Investigation shows potential health impacts for Flint, Mich., children
The Centers for Disease Control and Prevention (CDC) released the results of its investigation into the potential health impact lead contamination in the Flint, Mich., water supply had on the blood lead levels (BLLs) of local children. The findings indicate that when the source of the water supply was switched to the Flint River without appropriate corrosion control measures, young children who drank the water had BLLs that were significantly higher than when the source of water was the Detroit municipal water system.
Kamini Singha to discuss groundwater movement, contaminant transport in Earth's subsurface
Kamini Singha is the lecturer for the 2017 Henry Darcy Distinguished Lecture Series in Groundwater Science. She will offer a choice of two lectures at participating universities and professional associations. The topics are quantifying water movement and contaminant transport in the Earth’s subsurface.
Singha is a professor in the Department of Geology and Geological Engineering and associate director of the Hydrologic Science and Engineering Program at the Colorado School of Mines. She holds a doctorate in hydrogeology from Stanford University.
Singha’s two lectures are:
EPA schedules public meeting to address American National Can facility cleanup
The U.S. Environmental Protection Agency has proposed a plan to address contaminated soil at the former American National Can facility in Washington Township, New Jersey as part of the ongoing cleanup of the Pohatcong Valley Groundwater Contamination Superfund site. The Pohatcong site is contaminated with trichloroethylene (TCE) and perchloroethylene (PCE), which can have serious health effects.
Funding will be used to protect and sustain watersheds; secure safe drinking water
The U.S. Environmental Protection Agency (EPA) and the U.S. Endowment for Forestry and Communities (Endowment) are providing $156,000 to the Conservation Foundation of the Gulf Coast to Protect and Sustain Healthy Watersheds the Myakka Island Conservation Corridor in Florida.

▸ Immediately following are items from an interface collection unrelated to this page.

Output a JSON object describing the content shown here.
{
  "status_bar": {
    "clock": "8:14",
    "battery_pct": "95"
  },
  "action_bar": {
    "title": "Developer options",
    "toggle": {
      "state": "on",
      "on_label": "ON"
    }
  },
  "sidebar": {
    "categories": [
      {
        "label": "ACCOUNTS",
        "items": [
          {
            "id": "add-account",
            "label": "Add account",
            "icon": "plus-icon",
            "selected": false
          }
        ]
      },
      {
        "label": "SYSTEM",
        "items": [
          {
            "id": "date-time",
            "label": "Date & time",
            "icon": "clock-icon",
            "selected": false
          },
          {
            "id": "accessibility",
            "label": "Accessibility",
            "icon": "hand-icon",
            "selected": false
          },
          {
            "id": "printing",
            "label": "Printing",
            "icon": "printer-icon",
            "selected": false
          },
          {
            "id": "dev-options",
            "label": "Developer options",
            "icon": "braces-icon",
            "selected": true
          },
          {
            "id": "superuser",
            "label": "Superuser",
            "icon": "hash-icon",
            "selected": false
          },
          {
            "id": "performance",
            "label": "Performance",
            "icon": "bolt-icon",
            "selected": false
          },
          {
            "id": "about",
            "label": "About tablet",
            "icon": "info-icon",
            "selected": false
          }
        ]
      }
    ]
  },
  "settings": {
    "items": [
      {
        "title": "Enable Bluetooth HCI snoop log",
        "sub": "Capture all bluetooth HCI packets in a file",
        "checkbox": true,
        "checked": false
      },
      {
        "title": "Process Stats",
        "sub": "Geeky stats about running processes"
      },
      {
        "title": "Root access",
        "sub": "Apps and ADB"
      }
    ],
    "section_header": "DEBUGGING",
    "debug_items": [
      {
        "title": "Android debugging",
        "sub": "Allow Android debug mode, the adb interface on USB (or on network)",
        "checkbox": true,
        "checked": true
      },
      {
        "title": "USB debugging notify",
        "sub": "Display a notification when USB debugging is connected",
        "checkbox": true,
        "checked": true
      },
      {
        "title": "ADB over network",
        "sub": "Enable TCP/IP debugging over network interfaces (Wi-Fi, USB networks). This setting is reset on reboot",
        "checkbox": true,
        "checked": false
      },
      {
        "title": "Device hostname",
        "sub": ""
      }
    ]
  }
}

The foundation is one of nine projects that for the first time are receiving $1.4 million in grants to improve land management of hundreds of thousands of acres of watersheds in seven states.
Payment covers prior costs for uranium mill clean up in Colorado
Cotter Corp. NSL agreed to pay the U.S. Environmental Protection Agency (EPA) $957,604 in past costs for overseeing an investigation of contamination from the company’s uranium mill at the Lincoln Park Superfund site near Cañon City, Colo. The administrative settlement agreement will be subject to a 30-day public comment period.
According to a 2014 update from the World Health Organization (WHO) and UNICEF, 748 million people worldwide live without access to clean water every day. In many areas of the world, including in the Asia-Pacific region and Latin America, the percentage of those lacking access to potable water is much greater. Planet Water Foundation strives to alleviate waterborne disease in the world’s most vulnerable communities by providing access to clean, safe drinking water and hygiene education programs.
Installation sprint provides under-served communities clean water
One in four—that is a recent estimate of how many people are using a source of drinking water that is fecally contaminated. Countless others are accessing water with other types of contaminants. The results are catastrophic: Childhood mortality, chronic illness, lost opportunity for women and girls, and economic under-development prevent communities from thriving. Despite decades of effort with significant progress, the challenge remains.
Small water enterprises provide communities access to safe drinking water
More than 250 lb of drugs passed into MWRD's collection in less than two days
The Metropolitan Water Reclamation District of Greater Chicago (MWRD) collected 257 lb of drugs for safe disposal as part of the U.S. Drug Enforcement Administration's (DEA) National Drug Take Back Day.
The event, held at three of MWRD's water reclamation plants (WRP) and headquarters downtown, provided a safe, convenient and responsible means for disposing of prescription drugs, while also educating the general public about the potential for abuse of medications and potential harm to the environment.
Pennsylvania authority to pay $117,000 for underground fuel storage tank violations
The Southeast Pennsylvania Transit Authority (SEPTA) agreed to pay a $116,843 penalty to settle alleged violations of underground storage tank regulations at five bus garages in Philadelphia, the U.S. Environmental Protection Agency announced today.
The settlement addresses compliance with environmental regulations protecting communities and the environment from exposure to oil or potentially harmful chemicals.
Traditional Independence Day displays contribute to high perchlorate levels
Past fireworks displays are the probable cause of elevated concentrations of a contaminant called perchlorate in groundwater and surface water within Mount Rushmore National Memorial, according to a recent U.S. Geological Survey report.